  • Stockton gives to children’s hospital, high schools

    East Tennessee Children’s Hospital Community Development Manager Callie Word said she’s always moved when someone wants to give back to the hospital because of a personal story.

    Earlier this month she heard one from Roane County Sheriff Jack Stockton.

    “One of our most rewarding experiences as a hospital is when people have a personal story, which he did, that brings home to them how much our staff is dedicated to every child that comes in,” Word said.

  • Women taking care of themselves

    It was six women against two men Tuesday at Keko’s Academy of Martial Arts, but this wasn’t your average gang up.

    It was a women’s tactical defense and rape prevention course instructed by Kyoshi Peter Keko and Roane County Sheriff’s Deputy Mitch Grigsby.

    During the course, women 13-years-old and above will learn posturing and body language, psychological and evasive tactics and defense from attempted rape.

  • Houston seeks informant’s ID

    Leon Houston has been trying to find out the identity of the confidential informant who spoke to the FBI about his brother possessing firearms.
    Rocky Houston, a convicted felon, is not allowed to possess firearms. After a months-long investigation, he was indicted by a federal grand jury in January on 14 counts of being a convicted felon in possession of a firearm.
    Leon Houston is charged in federal court with possessing a firearm while being an unlawful user of a controlled substance and threatening to kill attorney James Logan by telephone.

  • Leon Laments Legal Resources

    Preparing a defense while an inmate at the Blount County Jail has been difficult for Leon Houston.
    “I’ve tried to order legal jargon,” he told U.S. Magistrate C. Clifford Shirley Jr. on Monday. “I’ve been denied legal jargon and case law. It’s hindering my defense.”
    Leon Houston is representing himself on a federal charge of possessing a firearm while being an unlawful user of a controlled substance.

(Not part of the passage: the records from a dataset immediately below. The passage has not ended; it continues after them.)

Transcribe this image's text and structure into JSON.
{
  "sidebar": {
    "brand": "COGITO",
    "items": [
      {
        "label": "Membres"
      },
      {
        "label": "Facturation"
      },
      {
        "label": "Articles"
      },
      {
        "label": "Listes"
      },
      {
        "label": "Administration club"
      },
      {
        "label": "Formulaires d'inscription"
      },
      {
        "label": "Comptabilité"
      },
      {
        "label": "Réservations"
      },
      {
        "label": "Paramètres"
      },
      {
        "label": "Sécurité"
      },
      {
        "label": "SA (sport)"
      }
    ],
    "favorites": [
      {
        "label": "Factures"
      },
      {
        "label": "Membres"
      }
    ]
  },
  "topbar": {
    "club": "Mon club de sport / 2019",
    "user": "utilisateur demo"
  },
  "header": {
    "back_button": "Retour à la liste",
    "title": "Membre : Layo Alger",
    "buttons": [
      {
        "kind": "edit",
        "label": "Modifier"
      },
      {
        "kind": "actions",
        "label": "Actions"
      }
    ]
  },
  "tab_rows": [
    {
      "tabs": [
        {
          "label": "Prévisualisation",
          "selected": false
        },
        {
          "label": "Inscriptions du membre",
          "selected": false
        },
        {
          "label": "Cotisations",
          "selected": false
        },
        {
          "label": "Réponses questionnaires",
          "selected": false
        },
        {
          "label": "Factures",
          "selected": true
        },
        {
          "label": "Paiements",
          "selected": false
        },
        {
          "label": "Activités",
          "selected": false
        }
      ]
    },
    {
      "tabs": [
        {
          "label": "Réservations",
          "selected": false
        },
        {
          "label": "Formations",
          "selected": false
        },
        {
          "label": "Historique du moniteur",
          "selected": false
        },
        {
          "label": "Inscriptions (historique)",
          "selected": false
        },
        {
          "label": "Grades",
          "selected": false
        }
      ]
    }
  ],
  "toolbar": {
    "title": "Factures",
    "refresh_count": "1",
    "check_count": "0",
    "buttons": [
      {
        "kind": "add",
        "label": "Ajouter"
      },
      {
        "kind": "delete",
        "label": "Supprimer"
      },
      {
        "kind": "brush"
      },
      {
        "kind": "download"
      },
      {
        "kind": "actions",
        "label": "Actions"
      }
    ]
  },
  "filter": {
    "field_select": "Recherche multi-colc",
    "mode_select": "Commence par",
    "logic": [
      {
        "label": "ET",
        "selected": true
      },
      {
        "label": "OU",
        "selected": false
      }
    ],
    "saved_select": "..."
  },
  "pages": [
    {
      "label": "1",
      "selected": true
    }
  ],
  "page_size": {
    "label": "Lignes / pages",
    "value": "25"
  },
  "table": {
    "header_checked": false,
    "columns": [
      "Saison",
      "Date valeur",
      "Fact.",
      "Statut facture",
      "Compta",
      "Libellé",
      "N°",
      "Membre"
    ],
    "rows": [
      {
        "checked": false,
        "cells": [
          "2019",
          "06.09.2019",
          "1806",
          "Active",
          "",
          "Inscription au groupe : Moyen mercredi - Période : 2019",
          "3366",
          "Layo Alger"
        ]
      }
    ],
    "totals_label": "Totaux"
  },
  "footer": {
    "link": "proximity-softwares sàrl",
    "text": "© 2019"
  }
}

  • Suspect found in quarantined residence

    A man wanted on drug charges was reportedly arrested at his quarantined meth house on Wednesday.
    According to the Roane County Sheriff’s Office, deputies went to Michael Derrick Muir’s home on Harrison Lane on July 17 to arrest him on an outstanding warrant.
    “Upon the deputies arrival, Muir fled the residence on foot,” the sheriff’s office said in a press release. “Muir left behind his two small children, and a female that was living at the residence.”

  • House burns quickly in Harriman

    When Harriman Fire Department arrived at 260 Baumgartner Road last weekend, the home was already engulfed in flames.
    “The fire department was on arrival within two minute of being paged out. The structure was completely involved. Even when the neighbors called it in they said fire  was already coming out of the top,” said fire chief Brad Goss.
    “It took us probably 45 minutes to actually get it under control.”
    The owners were out of town, according to Goss.
    The department was paged just before 1 a.m. Sunday morning.

  • Examining the past

    Azia Wright, 6, uses a magnifying glass to examine a dinosaur fossil at the Digging For Fossils event at Harriman Public Library, The activity was part of the summer reading program. Renee Kelley with the American Museum of Science and Energy in Oak Ridge brought a variety of fossils for children to look at.

  • Alleged meth-making Mustang towed

    The methamphetamine problem isn’t letting up in Roane County.

    Deputies with the sheriff’s office found a meth lab on Harrison Lane in Ten Mile on July 17. Two people were arrested at the scene. A third suspect who police said fled, Michael Muir, was arrested on Wednesday.
    Earlier this month the sheriff’s office reported finding 12 grams of meth inside a Ford Mustang parked at the courthouse.